Drs. Martin Gleave and Colin Collins part of new pan-Canadian prostate cancer networkA new pan-Canadian network of prostate cancer researchers formed by the Terry Fox Research Institute (TFRI) aims to address this need with approximately $4-million provided by the Terry Fox Foundation and the Canadian Partnership Against Cancer. The funding was announced today at the CHUM Research Centre (CRCHUM).
Vancouver Prostate Centre is proud to partner with Step Into Action to raise awareness of the critical role of early detection, and to raise funds for prostate cancer research.Dr. Riley Senft completed his cross-Canada run from Cape Spear to Vancouver as a personal quest to save the lives of future prostate cancer patients by educating men on the steps to early prostate cancer detection.
Focusing on early detection and disease preventionOver 150 clinicians, scientists, and staff will be pioneering new treatments and cures and working on disease prevention strategies in the new Robert H.N Ho Research Centre. The facility, adjacent to the Jack Bell Research Centre, is home to three internationally-recognized health research programs: the Centre for Hip Health and Mobility; the Ovarian Cancer Research Program, and an expansion of the Vancouver Prostate Centre.
Vancouver, B.C. – The Provincial Health Services Authority (PHSA) is pleased to announce that its Centre for Translational and Applied Genomics (CTAG) has been granted full accreditation status by the College of American Pathologists (CAP). CAP is the world’s largest association composed exclusively of pathologists certified by the American Board of Pathology and is widely considered the leader in laboratory quality assurance. CTAG, a division of PHSA Laboratories, is a self-funded translational research facility, focusing on cutting-edge research and development.
Vancouver, British Columbia — Two Vancouver researchers are tackling the deadliest forms of prostate cancer, the most commonly diagnosed male cancer in Canada, using a brand new field of genomics called computational chemogenomics.
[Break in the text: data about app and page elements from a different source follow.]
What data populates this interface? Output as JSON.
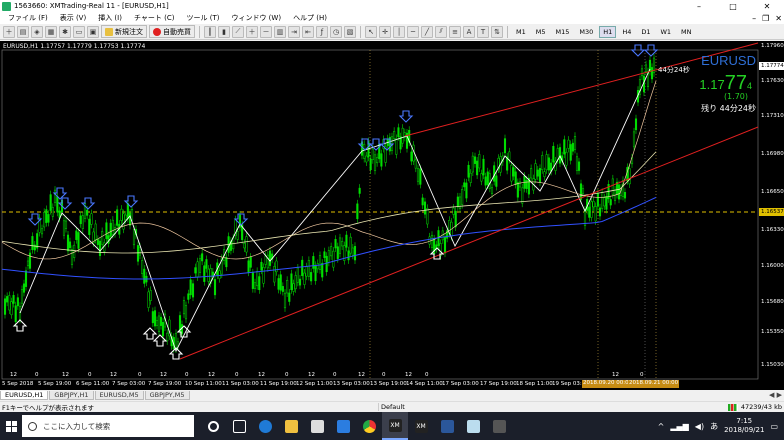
{
  "window": {
    "title": "1563660: XMTrading-Real 11 - [EURUSD,H1]",
    "controls": [
      "–",
      "□",
      "✕"
    ]
  },
  "menu": {
    "items": [
      "ファイル (F)",
      "表示 (V)",
      "挿入 (I)",
      "チャート (C)",
      "ツール (T)",
      "ウィンドウ (W)",
      "ヘルプ (H)"
    ],
    "mdi_controls": [
      "–",
      "❐",
      "✕"
    ]
  },
  "toolbar": {
    "new_order_label": "新規注文",
    "auto_trade_label": "自動売買",
    "timeframes": [
      "M1",
      "M5",
      "M15",
      "M30",
      "H1",
      "H4",
      "D1",
      "W1",
      "MN"
    ],
    "active_timeframe": "H1"
  },
  "chart": {
    "header": "EURUSD,H1  1.17757 1.17779 1.17753 1.17774",
    "symbol": "EURUSD",
    "bid_part1": "1.17",
    "bid_part2": "77",
    "bid_part3": "4",
    "spread": "(1.70)",
    "remaining": "残り 44分24秒",
    "remaining_small": "44分24秒",
    "price_ticks": [
      "1.17960",
      "1.17630",
      "1.17310",
      "1.16980",
      "1.16650",
      "1.16330",
      "1.16000",
      "1.15680",
      "1.15350",
      "1.15030"
    ],
    "current_price": "1.17774",
    "line_price": "1.16537",
    "time_labels": [
      "5 Sep 2018",
      "5 Sep 19:00",
      "6 Sep 11:00",
      "7 Sep 03:00",
      "7 Sep 19:00",
      "10 Sep 11:00",
      "11 Sep 03:00",
      "11 Sep 19:00",
      "12 Sep 11:00",
      "13 Sep 03:00",
      "13 Sep 19:00",
      "14 Sep 11:00",
      "17 Sep 03:00",
      "17 Sep 19:00",
      "18 Sep 11:00",
      "19 Sep 03:00"
    ],
    "time_highlight_1": "2018.09.20 00:00",
    "time_highlight_2": "2018.09.21 00:00",
    "hour_labels": [
      "12",
      "0",
      "12",
      "0",
      "12",
      "0",
      "12",
      "0",
      "12",
      "0",
      "12",
      "0",
      "12",
      "0",
      "12",
      "0",
      "12",
      "0",
      "12",
      "0"
    ],
    "colors": {
      "bull": "#00e000",
      "bear": "#00e000",
      "channel": "#e02020",
      "ma_fast": "#f0c8a0",
      "ma_slow": "#e8e4b0",
      "ma_blue": "#3050ff",
      "arrows": "#4a78ff",
      "hline": "#e0c000"
    }
  },
  "tabs": {
    "items": [
      "EURUSD,H1",
      "GBPJPY,H1",
      "EURUSD,M5",
      "GBPJPY,M5"
    ],
    "active": 0
  },
  "statusbar": {
    "help": "F1キーでヘルプが表示されます",
    "profile": "Default",
    "connection": "47239/43 kb"
  },
  "taskbar": {
    "search_placeholder": "ここに入力して検索",
    "time": "7:15",
    "date": "2018/09/21"
  }
}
This new approach uses computer modeling in virtual 3D to predict how different chemicals or drugs will affect cancer tumours.The project, titled “Methods of Chemical Genomics” has received $324,000 in funding, with $161,500 from Genome BC and the rest from other partners including the Canadian Institutes of Health Research and the Vancouver Prostate Centre.